For example carriages/shootout. The sound of the carriage’s wheel is almost on sync with the increasing pace of editing. The lower the carriages go the faster the pace turns. When Stone stops the carriages and it’s movement stops the pace of editing calms down. This technique is used to once again to make the strongest possible dramatic and intensive effect from a time what would be otherweise quickly over. In other words slow pace is used for create dramaturgial elements. First the slow pace is used to build tension, then fast pace to emphatise and underline the actual action, ending resolving situation, after fastened pace, return to the slow pace for dramaturgial aspects.
The soundworld has also interesting elements. First there is only the basic background and ambient sounds, steps, passing people, the announcements of leaving trains tc.. When the carriage appears there appears a baby’s cry and contrapuntal sound from chime box. All sounds are amplified to create certain mood or add elements for perceiving the stations representation including the non-diegetic voice music box. Echohing sounds indicate first of all the large space in the happening place, and second they keep the viewer’s attention on the edge.
The score music comes unnoticedly along the sequence and fuses with the contrapuntal music box sound with triangle. The music gets smooth more dramatic and louder and threathing when the tension before the gun battle is built. When the shootout starts and the carriage drifts to the steps, the only sounds beside the score music that is heard comes from guns, bullets and from the carriage. Other sounds are muted. When the carriage stops the music box sound starts again, very smoothly. Indicating the succesfull protection of the innocent baby who survived alive from this awful bloodbath.
Summary – How the tension is build?
The tension comes from how that conflict is resolved. The important element of building and heightening tension is delaying the resolution. In this case the editing has a major role. The use of cross-cutting sets up two areas of action: a) the baby in the rolling carriages and b) the shooting gangsters. The main theme: protect (the innocent) and serve (get the guilty ones) are noticeabled in the use of cross-cutting. At the end of all there is severial elements which form the final result. In this case beside the editing, the amplified sounds (background, contrapuntal, score), the use of camera and framing add special elements in the building of tension. This sequence with nicked idea works after all for the entertainment values. I consider this sequence very aesthetic and technically well made piece of work. It’s not a masterpiece but worth of watching.

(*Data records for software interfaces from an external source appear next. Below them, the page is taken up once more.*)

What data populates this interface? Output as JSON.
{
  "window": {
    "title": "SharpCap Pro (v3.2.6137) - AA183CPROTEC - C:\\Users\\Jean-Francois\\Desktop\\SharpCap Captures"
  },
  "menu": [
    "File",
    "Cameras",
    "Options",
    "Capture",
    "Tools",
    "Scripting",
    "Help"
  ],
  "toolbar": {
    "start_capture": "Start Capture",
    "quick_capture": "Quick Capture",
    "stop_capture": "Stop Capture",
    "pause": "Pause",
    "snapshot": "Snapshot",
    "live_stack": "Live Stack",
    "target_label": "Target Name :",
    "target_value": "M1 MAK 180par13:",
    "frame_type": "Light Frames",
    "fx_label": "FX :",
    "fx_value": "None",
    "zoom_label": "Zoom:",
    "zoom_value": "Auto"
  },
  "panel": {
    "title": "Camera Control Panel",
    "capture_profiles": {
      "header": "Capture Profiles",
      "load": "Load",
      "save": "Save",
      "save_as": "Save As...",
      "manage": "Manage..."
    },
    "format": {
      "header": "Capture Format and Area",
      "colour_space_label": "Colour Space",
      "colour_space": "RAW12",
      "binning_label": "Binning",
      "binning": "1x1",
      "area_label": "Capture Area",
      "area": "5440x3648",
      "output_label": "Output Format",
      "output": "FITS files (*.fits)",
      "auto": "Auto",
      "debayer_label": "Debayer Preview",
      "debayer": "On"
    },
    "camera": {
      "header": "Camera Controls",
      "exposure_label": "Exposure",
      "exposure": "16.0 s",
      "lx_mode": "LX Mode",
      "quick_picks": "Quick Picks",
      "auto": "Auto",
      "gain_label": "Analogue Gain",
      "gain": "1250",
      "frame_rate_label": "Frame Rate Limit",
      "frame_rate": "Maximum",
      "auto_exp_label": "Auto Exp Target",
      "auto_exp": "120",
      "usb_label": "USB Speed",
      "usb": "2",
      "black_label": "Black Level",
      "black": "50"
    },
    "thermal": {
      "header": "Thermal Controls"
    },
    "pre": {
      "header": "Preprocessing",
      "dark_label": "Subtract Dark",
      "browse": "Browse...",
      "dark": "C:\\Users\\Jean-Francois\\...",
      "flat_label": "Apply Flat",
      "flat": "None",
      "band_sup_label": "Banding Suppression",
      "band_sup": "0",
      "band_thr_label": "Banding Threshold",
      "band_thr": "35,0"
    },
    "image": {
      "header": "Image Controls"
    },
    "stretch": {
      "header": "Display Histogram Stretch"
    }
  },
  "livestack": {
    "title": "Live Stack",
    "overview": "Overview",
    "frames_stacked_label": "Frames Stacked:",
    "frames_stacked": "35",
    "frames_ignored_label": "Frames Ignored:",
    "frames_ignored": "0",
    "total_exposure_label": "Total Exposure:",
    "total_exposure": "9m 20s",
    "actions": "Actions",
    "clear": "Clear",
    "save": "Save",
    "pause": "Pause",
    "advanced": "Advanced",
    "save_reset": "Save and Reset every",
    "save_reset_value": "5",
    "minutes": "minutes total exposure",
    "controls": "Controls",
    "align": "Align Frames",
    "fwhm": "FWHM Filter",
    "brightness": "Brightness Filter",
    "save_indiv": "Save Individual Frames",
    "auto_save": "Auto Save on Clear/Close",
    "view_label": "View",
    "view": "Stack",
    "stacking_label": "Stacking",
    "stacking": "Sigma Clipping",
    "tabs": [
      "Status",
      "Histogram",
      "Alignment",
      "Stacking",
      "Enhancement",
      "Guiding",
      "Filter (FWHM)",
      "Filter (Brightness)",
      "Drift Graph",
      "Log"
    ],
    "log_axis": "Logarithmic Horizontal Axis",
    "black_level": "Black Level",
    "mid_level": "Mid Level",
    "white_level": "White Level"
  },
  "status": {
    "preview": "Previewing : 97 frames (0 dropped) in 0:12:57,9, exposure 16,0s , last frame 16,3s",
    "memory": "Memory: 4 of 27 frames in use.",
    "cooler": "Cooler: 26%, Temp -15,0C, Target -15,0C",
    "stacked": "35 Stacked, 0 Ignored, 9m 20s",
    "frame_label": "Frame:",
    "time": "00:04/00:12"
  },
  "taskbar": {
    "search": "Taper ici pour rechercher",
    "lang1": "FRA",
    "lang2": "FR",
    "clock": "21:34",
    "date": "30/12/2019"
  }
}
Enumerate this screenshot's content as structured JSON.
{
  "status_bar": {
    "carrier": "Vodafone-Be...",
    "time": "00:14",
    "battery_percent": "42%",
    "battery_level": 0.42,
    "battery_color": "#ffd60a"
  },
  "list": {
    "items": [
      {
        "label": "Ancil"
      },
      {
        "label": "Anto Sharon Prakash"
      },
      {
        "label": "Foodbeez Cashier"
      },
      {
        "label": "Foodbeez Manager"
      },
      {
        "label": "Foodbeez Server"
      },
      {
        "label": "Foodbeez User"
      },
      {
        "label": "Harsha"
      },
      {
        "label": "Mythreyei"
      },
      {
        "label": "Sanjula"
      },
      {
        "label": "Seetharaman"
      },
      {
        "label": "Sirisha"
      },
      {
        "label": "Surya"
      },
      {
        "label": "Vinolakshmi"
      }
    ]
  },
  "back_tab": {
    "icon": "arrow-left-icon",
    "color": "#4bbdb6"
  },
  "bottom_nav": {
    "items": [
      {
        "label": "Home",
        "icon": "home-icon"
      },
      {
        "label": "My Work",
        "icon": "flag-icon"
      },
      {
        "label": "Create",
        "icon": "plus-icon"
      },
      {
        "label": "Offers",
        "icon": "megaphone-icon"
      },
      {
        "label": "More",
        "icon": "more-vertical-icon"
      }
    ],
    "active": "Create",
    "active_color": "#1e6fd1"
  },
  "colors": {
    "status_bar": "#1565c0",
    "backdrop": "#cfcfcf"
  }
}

Evaluation of Practical Production
Film and Broadcast Fiction
In transforming and old text into a new one, a composer selects what to include and what to exclude